### INSTRUCTIONS FOR THE TASK
Copy out exactly the lines from the one containing "Decode this image" through the end of the records, and no pictures.

### GIVEN INFORMATION
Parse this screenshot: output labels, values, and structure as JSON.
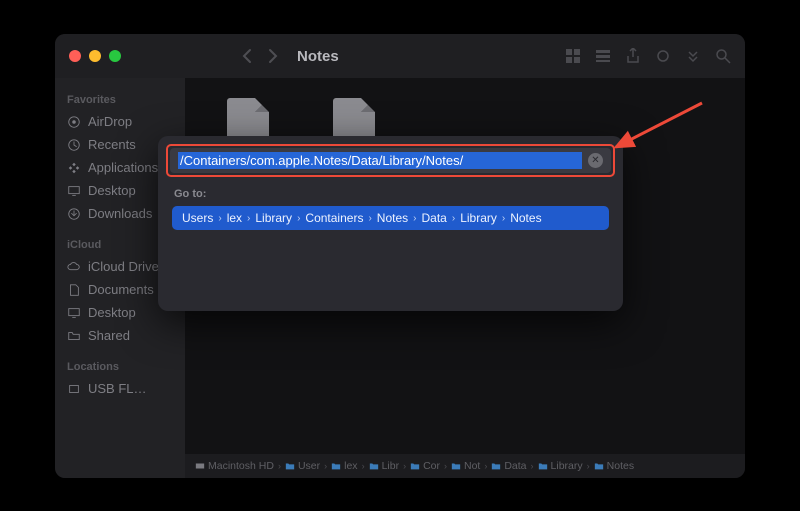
{
  "window": {
    "title": "Notes"
  },
  "sidebar": {
    "favorites_heading": "Favorites",
    "icloud_heading": "iCloud",
    "locations_heading": "Locations",
    "items": [
      {
        "label": "AirDrop"
      },
      {
        "label": "Recents"
      },
      {
        "label": "Applications"
      },
      {
        "label": "Desktop"
      },
      {
        "label": "Downloads"
      }
    ],
    "icloud_items": [
      {
        "label": "iCloud Drive"
      },
      {
        "label": "Documents"
      },
      {
        "label": "Desktop"
      },
      {
        "label": "Shared"
      }
    ],
    "location_items": [
      {
        "label": "USB FL…"
      }
    ]
  },
  "goto": {
    "input_value": "/Containers/com.apple.Notes/Data/Library/Notes/",
    "label": "Go to:",
    "result_segments": [
      "Users",
      "lex",
      "Library",
      "Containers",
      "Notes",
      "Data",
      "Library",
      "Notes"
    ]
  },
  "pathbar": {
    "segments": [
      "Macintosh HD",
      "User",
      "lex",
      "Libr",
      "Cor",
      "Not",
      "Data",
      "Library",
      "Notes"
    ]
  }
}
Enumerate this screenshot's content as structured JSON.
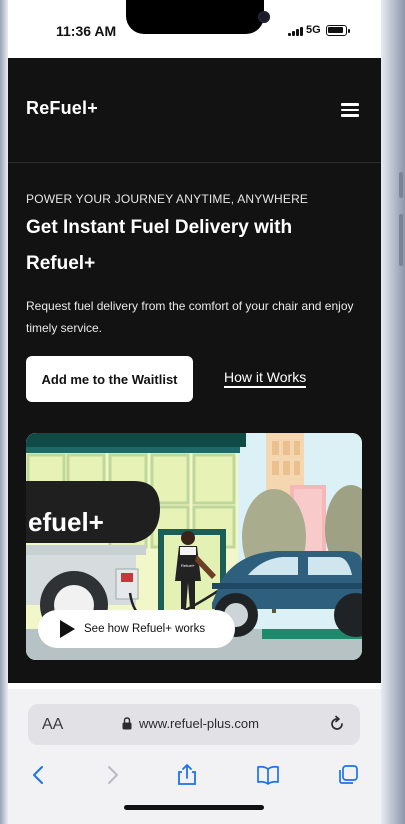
{
  "status_bar": {
    "time": "11:36 AM",
    "network": "5G"
  },
  "nav": {
    "logo": "ReFuel+",
    "menu_icon": "hamburger-menu-icon"
  },
  "hero_text": {
    "eyebrow": "POWER YOUR JOURNEY ANYTIME, ANYWHERE",
    "headline": "Get Instant Fuel Delivery with Refuel+",
    "description": "Request fuel delivery from the comfort of your chair and enjoy timely service."
  },
  "actions": {
    "waitlist_label": "Add me to the Waitlist",
    "how_label": "How it Works"
  },
  "hero_image": {
    "tank_text": "efuel+",
    "attendant_badge": "Refuel+",
    "play_label": "See how Refuel+ works"
  },
  "safari": {
    "aa_label": "AA",
    "url": "www.refuel-plus.com"
  },
  "colors": {
    "background": "#121212",
    "accent": "#ffffff",
    "safari_bar": "#f2f2f4",
    "link_blue": "#1a73e8"
  }
}
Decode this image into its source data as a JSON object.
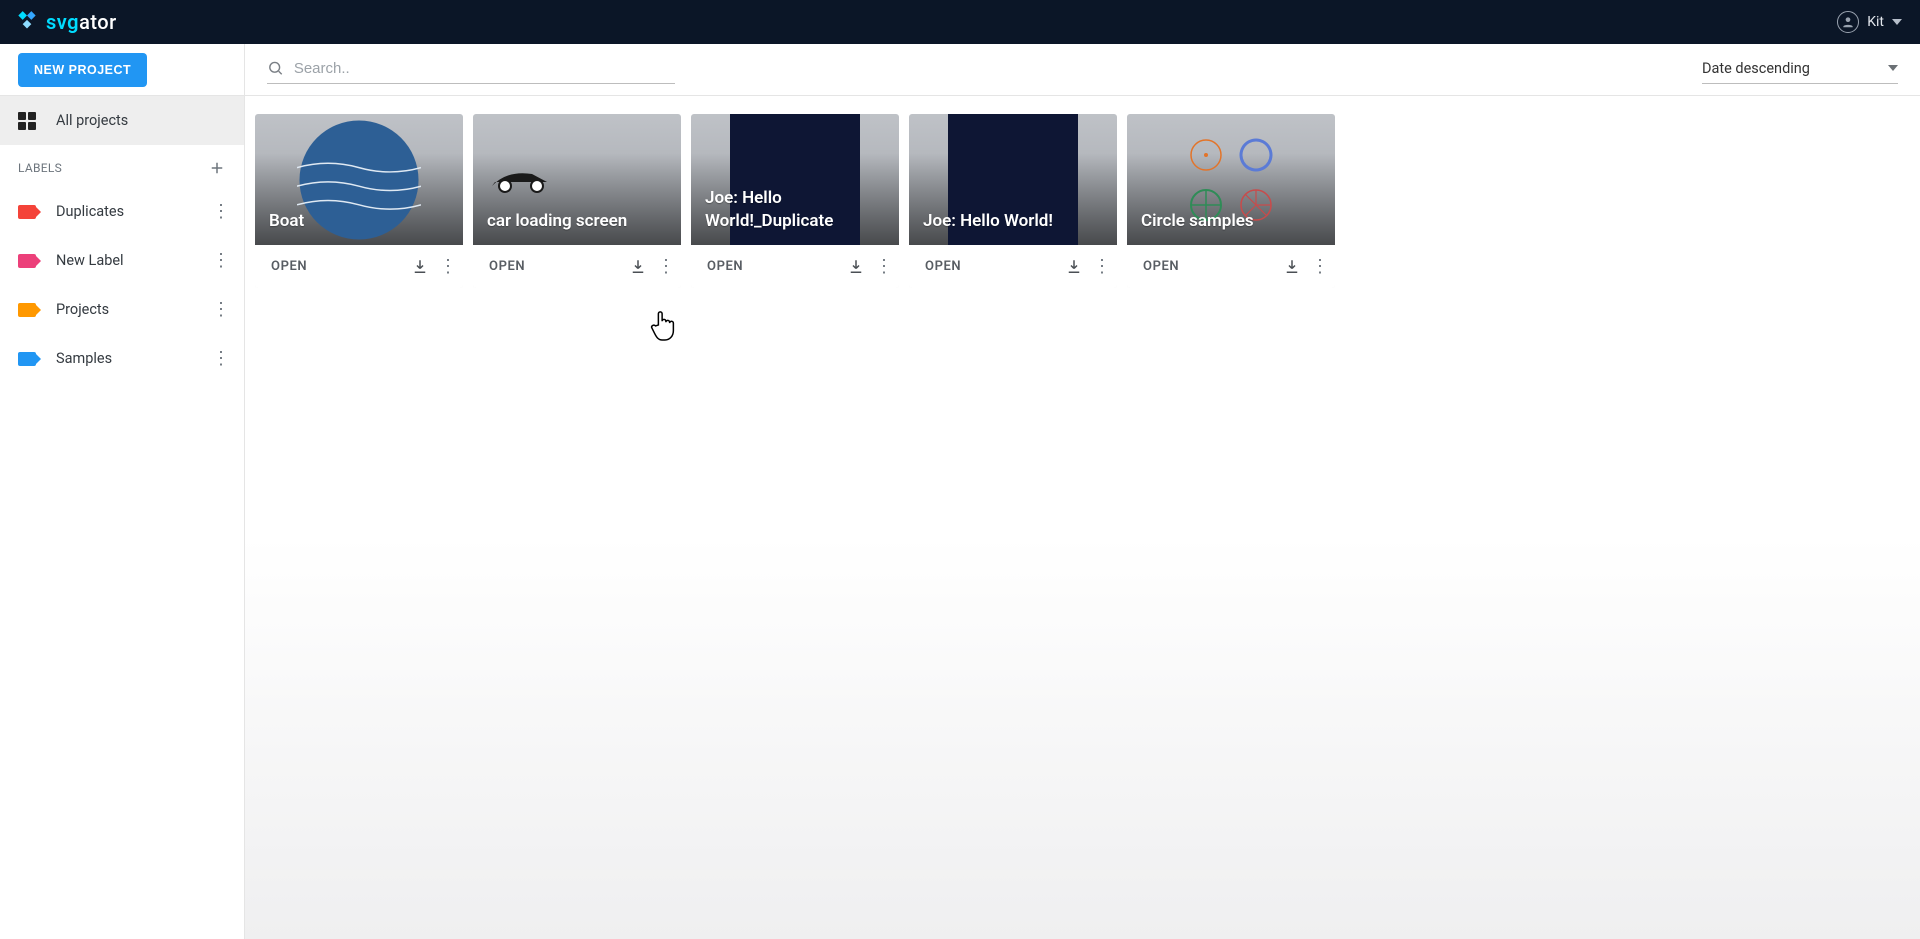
{
  "brand": {
    "name_plain": "svgator"
  },
  "user": {
    "name": "Kit"
  },
  "sidebar": {
    "new_project": "NEW PROJECT",
    "all_projects": "All projects",
    "labels_heading": "LABELS",
    "labels": [
      {
        "name": "Duplicates",
        "color": "#f44339"
      },
      {
        "name": "New Label",
        "color": "#ec407a"
      },
      {
        "name": "Projects",
        "color": "#ff9800"
      },
      {
        "name": "Samples",
        "color": "#2196f3"
      }
    ]
  },
  "toolbar": {
    "search_placeholder": "Search..",
    "sort_value": "Date descending"
  },
  "cards": {
    "open_label": "OPEN",
    "items": [
      {
        "title": "Boat"
      },
      {
        "title": "car loading screen"
      },
      {
        "title": "Joe: Hello World!_Duplicate"
      },
      {
        "title": "Joe: Hello World!"
      },
      {
        "title": "Circle samples"
      }
    ]
  }
}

### SOLUTION TO THE EXERCISE
Decode this image into its source data as a JSON object.
{
  "brand": {
    "name_plain": "svgator"
  },
  "user": {
    "name": "Kit"
  },
  "sidebar": {
    "new_project": "NEW PROJECT",
    "all_projects": "All projects",
    "labels_heading": "LABELS",
    "labels": [
      {
        "name": "Duplicates",
        "color": "#f44339"
      },
      {
        "name": "New Label",
        "color": "#ec407a"
      },
      {
        "name": "Projects",
        "color": "#ff9800"
      },
      {
        "name": "Samples",
        "color": "#2196f3"
      }
    ]
  },
  "toolbar": {
    "search_placeholder": "Search..",
    "sort_value": "Date descending"
  },
  "cards": {
    "open_label": "OPEN",
    "items": [
      {
        "title": "Boat"
      },
      {
        "title": "car loading screen"
      },
      {
        "title": "Joe: Hello World!_Duplicate"
      },
      {
        "title": "Joe: Hello World!"
      },
      {
        "title": "Circle samples"
      }
    ]
  }
}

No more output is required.